Protein arrays indicated a reduction in aqueous levels of hepatocyte growth factor in several patients between baseline and week 4 and therefore enzyme-linked immunosorbent assay (ELISA) was used to measure aqueous levels of hepatocyte growth factor and VEGF in another cohort of RVO patients at baseline, week 4, and week 16 (when week 16 samples were available). Levels of hepatocyte growth factor and VEGF were measured in aqueous samples using ELISA kits for each (Abcam, Cambridge, Massachusetts, USA) using the manufacturer’s instructions. Briefly, 100 μL of each aqueous sample diluted 1:1 in dilution buffer or 100 μL of hepatocyte growth factor or VEGF protein standard was added to a well of a 96-well plate and incubated at 4 C overnight. After wells were washed 4 times, 100 μL of biotinylated anti–hepatocyte growth factor or anti-VEGF antibody was added to each well and incubated for 1 hour at room temperature. After 4 washes, 100 μL of horseradish peroxidase–streptavidin solution was added to each well and incubated for 45 minutes at room temperature. After wells were washed 4 times, 100 μL of 3,3′–5,5′ tetramethylbenzidine substrate reagent was added to each well and after 30 minutes the reaction was stopped by adding 50 μL of stop solution. Absorbance at 450 nm was measured on a plate reader. The readings from the standards were used to generate standard curves of absorbance vs hepatocyte growth factor or VEGF. The hepatocyte growth factor and VEGF concentration in each sample was calculated by plotting absorbance on the respective standard curve.
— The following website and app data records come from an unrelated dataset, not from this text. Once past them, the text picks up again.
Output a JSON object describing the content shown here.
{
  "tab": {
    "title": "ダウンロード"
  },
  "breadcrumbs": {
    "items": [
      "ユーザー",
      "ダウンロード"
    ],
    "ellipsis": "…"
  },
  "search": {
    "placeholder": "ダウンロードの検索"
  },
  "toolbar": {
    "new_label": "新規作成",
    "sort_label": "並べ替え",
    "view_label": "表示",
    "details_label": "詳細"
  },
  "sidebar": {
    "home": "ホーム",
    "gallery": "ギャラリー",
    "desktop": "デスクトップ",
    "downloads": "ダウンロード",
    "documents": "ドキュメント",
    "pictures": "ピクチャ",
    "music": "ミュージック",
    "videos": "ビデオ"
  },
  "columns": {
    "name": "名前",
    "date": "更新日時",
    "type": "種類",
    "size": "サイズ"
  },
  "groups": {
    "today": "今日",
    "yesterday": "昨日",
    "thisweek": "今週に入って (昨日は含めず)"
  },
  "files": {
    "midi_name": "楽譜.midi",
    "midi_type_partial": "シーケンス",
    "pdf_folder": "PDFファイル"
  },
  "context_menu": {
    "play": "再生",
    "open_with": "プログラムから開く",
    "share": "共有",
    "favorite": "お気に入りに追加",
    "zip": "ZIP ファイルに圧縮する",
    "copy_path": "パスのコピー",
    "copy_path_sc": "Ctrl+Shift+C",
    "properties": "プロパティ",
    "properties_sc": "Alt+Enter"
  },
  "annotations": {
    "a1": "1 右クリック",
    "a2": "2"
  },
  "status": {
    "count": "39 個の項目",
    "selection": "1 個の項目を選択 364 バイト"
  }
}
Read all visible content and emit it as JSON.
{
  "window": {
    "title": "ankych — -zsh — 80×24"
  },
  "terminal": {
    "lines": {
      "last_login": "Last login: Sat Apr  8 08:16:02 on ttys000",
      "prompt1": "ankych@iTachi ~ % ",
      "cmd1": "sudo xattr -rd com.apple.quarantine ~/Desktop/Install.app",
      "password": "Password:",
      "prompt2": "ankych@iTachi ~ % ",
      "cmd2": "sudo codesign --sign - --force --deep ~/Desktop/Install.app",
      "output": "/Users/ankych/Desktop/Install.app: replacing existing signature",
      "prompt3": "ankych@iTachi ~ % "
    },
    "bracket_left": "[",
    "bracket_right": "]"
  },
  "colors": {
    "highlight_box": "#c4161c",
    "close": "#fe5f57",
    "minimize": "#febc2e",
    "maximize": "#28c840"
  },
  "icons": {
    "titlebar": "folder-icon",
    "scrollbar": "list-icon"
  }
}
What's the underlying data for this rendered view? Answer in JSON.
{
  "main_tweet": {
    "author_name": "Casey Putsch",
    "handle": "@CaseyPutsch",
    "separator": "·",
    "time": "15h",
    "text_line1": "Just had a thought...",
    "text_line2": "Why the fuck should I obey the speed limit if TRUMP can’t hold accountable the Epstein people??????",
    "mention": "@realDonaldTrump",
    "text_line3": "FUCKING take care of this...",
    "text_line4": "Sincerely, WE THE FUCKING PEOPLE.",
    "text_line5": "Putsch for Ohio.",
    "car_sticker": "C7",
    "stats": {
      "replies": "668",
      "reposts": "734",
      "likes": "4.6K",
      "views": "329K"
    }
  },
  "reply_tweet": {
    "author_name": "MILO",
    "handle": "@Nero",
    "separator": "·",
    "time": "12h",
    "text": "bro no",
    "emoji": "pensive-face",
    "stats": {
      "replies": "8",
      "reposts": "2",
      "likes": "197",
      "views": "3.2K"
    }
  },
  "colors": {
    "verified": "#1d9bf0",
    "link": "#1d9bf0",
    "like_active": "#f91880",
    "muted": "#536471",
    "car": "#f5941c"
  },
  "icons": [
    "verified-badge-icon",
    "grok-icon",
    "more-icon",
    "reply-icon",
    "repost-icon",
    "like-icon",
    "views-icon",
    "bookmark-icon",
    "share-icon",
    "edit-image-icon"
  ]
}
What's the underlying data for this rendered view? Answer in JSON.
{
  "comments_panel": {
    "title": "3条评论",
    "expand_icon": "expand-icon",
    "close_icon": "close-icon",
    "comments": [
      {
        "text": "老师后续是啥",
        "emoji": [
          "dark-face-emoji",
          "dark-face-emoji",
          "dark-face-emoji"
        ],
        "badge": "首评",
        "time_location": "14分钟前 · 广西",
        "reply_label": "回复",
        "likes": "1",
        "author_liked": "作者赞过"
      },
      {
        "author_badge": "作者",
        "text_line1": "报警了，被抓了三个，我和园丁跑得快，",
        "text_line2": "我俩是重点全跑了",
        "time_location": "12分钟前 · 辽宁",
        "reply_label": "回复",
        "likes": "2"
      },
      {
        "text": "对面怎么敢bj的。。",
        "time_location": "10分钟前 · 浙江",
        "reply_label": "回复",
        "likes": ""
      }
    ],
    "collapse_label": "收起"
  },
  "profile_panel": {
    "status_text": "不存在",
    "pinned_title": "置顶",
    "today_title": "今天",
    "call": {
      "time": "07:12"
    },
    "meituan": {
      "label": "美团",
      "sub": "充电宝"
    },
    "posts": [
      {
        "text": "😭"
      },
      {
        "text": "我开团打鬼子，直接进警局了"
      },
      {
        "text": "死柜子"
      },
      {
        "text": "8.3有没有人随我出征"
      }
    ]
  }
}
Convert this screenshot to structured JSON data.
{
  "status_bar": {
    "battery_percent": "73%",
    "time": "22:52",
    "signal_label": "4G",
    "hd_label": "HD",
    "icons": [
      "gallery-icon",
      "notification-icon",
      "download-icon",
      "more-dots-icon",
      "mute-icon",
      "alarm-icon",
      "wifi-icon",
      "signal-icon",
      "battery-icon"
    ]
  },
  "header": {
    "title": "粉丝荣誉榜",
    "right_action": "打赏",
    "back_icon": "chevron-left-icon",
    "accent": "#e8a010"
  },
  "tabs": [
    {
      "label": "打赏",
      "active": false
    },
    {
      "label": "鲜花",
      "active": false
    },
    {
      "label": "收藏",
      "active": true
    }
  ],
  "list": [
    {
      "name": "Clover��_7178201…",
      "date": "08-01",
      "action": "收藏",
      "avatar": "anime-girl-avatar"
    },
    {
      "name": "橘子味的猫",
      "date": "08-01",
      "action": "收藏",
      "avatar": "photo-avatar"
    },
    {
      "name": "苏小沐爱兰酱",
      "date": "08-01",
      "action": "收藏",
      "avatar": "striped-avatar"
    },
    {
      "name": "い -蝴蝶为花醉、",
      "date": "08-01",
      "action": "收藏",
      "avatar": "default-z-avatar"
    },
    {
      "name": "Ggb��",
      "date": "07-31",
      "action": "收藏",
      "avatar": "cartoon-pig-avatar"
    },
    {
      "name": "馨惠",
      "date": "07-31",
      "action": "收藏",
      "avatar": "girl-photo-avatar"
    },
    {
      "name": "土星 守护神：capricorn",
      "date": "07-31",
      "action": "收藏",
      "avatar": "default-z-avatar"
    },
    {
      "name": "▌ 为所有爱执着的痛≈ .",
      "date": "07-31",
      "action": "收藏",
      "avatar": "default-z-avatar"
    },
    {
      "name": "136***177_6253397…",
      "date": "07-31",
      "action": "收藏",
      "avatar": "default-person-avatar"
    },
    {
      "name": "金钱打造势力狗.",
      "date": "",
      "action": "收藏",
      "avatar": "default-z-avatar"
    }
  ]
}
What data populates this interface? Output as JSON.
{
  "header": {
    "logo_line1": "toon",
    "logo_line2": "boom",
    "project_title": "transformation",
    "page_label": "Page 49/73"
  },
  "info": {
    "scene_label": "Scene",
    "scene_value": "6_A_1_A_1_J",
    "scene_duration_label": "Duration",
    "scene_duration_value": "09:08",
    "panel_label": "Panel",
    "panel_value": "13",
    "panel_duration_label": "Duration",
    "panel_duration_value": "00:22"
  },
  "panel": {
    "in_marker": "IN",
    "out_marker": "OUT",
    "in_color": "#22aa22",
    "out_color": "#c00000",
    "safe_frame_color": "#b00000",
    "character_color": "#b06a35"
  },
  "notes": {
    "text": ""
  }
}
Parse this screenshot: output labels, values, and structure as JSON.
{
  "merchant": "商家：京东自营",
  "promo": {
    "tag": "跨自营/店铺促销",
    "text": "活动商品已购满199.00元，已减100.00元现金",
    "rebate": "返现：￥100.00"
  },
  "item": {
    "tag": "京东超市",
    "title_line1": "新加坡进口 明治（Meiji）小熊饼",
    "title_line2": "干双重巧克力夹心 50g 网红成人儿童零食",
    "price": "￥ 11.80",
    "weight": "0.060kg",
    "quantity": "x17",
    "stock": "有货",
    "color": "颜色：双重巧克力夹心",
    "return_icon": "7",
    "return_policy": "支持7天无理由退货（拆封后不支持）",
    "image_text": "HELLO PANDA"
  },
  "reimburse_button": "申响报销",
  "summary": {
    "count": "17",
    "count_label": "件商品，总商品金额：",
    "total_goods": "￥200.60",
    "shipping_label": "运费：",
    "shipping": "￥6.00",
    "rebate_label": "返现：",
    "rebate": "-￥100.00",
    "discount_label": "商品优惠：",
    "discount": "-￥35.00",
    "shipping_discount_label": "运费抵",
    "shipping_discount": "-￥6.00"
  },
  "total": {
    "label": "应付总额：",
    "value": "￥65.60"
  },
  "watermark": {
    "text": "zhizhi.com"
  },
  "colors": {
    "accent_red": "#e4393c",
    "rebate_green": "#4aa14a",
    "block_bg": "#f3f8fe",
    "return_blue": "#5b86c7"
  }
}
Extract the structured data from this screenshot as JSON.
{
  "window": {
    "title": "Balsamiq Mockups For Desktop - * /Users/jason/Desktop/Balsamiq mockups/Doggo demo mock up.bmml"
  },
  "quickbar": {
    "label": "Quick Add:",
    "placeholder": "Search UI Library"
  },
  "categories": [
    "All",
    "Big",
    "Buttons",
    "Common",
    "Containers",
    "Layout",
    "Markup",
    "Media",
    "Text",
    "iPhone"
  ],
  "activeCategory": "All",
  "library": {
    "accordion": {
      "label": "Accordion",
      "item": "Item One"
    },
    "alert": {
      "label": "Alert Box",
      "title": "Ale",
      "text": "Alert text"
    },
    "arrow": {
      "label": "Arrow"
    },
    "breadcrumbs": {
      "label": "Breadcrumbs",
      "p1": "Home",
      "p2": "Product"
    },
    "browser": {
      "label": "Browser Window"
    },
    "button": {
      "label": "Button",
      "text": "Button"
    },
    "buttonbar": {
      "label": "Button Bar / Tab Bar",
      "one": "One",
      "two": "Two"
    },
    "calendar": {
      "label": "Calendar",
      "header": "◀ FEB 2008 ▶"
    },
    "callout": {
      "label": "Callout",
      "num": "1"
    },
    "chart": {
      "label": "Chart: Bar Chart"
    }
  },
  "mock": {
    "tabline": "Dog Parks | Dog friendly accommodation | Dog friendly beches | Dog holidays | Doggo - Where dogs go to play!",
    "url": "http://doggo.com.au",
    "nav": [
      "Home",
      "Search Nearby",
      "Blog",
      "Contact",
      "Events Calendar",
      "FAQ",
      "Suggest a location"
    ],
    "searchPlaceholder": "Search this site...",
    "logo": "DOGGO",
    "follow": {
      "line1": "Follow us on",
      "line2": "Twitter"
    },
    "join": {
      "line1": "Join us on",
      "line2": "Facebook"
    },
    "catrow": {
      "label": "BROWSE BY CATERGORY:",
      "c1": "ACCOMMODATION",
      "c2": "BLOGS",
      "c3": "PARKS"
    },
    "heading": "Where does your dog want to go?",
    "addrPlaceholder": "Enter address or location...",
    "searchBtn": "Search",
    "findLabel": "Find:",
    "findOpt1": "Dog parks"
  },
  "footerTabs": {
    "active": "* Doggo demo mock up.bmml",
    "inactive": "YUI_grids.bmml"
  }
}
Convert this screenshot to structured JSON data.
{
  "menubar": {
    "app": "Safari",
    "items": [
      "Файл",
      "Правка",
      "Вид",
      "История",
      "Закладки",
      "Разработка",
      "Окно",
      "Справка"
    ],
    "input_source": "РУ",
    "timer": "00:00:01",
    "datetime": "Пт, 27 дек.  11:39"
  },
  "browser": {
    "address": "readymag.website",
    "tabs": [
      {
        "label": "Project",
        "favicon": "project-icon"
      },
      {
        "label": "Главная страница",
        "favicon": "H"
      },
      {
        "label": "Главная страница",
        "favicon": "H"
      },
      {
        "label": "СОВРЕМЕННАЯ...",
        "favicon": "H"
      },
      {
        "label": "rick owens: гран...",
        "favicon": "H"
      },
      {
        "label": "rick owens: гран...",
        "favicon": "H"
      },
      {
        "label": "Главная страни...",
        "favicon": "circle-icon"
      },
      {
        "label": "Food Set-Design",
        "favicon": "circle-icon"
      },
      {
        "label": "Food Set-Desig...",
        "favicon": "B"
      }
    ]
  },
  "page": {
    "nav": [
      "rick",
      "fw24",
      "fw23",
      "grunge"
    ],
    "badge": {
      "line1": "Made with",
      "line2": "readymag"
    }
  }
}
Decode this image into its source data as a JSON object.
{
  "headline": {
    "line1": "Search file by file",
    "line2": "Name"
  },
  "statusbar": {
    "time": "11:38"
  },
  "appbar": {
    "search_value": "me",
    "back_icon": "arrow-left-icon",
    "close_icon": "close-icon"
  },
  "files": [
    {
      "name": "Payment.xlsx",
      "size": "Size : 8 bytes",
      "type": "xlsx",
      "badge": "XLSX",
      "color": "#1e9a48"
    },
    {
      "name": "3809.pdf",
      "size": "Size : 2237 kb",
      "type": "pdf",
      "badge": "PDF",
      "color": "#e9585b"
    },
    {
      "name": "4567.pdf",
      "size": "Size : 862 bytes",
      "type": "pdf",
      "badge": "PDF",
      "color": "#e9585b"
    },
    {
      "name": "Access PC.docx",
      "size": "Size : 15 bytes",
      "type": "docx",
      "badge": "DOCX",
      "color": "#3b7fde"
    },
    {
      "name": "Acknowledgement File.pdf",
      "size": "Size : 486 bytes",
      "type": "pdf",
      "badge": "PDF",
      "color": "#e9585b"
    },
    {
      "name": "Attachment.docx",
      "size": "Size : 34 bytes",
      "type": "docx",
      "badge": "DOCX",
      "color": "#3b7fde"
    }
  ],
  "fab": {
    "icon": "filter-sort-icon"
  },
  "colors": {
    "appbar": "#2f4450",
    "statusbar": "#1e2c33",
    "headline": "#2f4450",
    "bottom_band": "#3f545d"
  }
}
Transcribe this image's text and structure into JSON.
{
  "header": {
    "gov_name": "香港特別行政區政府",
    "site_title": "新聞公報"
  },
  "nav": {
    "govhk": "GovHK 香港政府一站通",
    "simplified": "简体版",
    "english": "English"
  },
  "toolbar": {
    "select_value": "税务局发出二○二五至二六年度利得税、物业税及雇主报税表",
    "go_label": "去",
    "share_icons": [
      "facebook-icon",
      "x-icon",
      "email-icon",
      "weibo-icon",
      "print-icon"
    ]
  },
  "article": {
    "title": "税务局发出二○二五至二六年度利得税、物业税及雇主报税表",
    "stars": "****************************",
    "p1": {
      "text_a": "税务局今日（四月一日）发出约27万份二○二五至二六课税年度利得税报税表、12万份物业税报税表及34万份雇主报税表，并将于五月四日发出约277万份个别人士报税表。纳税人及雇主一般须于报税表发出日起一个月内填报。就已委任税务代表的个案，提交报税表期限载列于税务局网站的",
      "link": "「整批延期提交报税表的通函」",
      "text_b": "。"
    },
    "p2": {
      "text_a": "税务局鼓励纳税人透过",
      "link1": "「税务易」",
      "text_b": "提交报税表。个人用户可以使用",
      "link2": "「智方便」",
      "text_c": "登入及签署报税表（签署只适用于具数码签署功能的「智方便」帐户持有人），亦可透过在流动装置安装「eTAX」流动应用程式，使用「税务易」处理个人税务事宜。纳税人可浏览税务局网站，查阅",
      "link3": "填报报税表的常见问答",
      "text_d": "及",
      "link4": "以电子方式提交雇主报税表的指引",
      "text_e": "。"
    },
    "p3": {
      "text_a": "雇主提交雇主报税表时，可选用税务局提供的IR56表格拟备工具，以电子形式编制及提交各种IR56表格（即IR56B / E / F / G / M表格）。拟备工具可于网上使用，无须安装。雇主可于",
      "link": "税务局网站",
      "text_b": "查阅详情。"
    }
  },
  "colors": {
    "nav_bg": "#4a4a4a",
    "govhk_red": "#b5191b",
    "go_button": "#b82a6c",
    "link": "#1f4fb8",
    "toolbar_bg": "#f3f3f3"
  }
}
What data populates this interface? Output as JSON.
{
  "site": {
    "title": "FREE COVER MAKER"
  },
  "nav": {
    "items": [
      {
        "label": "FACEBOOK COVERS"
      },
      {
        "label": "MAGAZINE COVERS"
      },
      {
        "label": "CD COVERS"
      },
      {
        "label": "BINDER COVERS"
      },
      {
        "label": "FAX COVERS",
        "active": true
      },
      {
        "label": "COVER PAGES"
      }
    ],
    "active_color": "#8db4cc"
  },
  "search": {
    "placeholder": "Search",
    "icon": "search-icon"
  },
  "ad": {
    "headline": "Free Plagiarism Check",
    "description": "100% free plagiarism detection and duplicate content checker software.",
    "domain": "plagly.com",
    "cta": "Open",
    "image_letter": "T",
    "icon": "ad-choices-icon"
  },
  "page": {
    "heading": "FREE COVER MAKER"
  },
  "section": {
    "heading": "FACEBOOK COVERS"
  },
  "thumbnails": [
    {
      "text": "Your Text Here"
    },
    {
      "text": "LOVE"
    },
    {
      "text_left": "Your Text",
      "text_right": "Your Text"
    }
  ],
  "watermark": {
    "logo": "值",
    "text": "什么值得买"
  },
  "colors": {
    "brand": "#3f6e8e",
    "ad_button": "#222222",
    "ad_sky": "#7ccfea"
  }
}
Correlation of Changes in Vasoactive Proteins With Changes in Edema

The diversity of protein levels and center subfield thickness were calculated as percentage change in their measurements at week 4 relative to baseline:

FC Protein = ( Protein B − Protein W 4 ) / Protein B

FC CST = ( CST B − CST W 4 ) / CST B
where FC Protein and FC CST are the changes in protein level and center subfield thickness, and E B , E W4 , CST B , and CST W4 represent the protein level and center subfield thickness at baseline and week 4, respectively. In order to estimate the correlation between percent reduction in protein level and percent reduction in excess foveal thickness, the Pearson correlation coefficient was calculated using R.


Demographics and Baseline Characteristics

The ORVO trial enrolled 40 subjects with macular edema, 17 with BRVO and 23 with CRVO. Most subjects had long-standing macular edema with a median duration of 40 months for patients with BRVO and 45 months for patients with CRVO, but there were also a few patients who had a relatively short duration of disease ( Table 1 ). All subjects had previously been treated with anti-VEGF injections, with a median of 13.9 (BRVO, n = 14) or 18.9 (CRVO, n = 21); only documented injections were counted, not those based on patient history, and therefore these means are minimums and actual means may be larger. Detailed information regarding prior response to anti-VEGF injections was available for 12 patients with BRVO and 20 patients with CRVO. During periods of monthly or in some cases less frequent injections, there was minimal residual intraretinal fluid in 4 subjects with BRVO and 11 subjects with CRVO, while in 8 subjects with BRVO and 9 with CRVO there was substantial residual intraretinal fluid even during periods of monthly injections. The median BCVA at baseline in ETDRS letter score (Snellen equivalent) was 60 (20/63) in eyes with BRVO and 54 (20/80) in eyes with CRVO. The median central subfield thickness at baseline was 453 μm in eyes with BRVO and 539 μm in eyes with CRVO, but there were differences among patients with thickening and intraretinal fluid ranging from mild to severe.

Jan 7, 2017 | Posted by in OPHTHALMOLOGY | Comments Off on Pro-Permeability Factors After Dexamethasone Implant in Retinal Vein Occlusion; the Ozurdex for Retinal Vein Occlusion (ORVO) Study
Premium Wordpress Themes by UFO Themes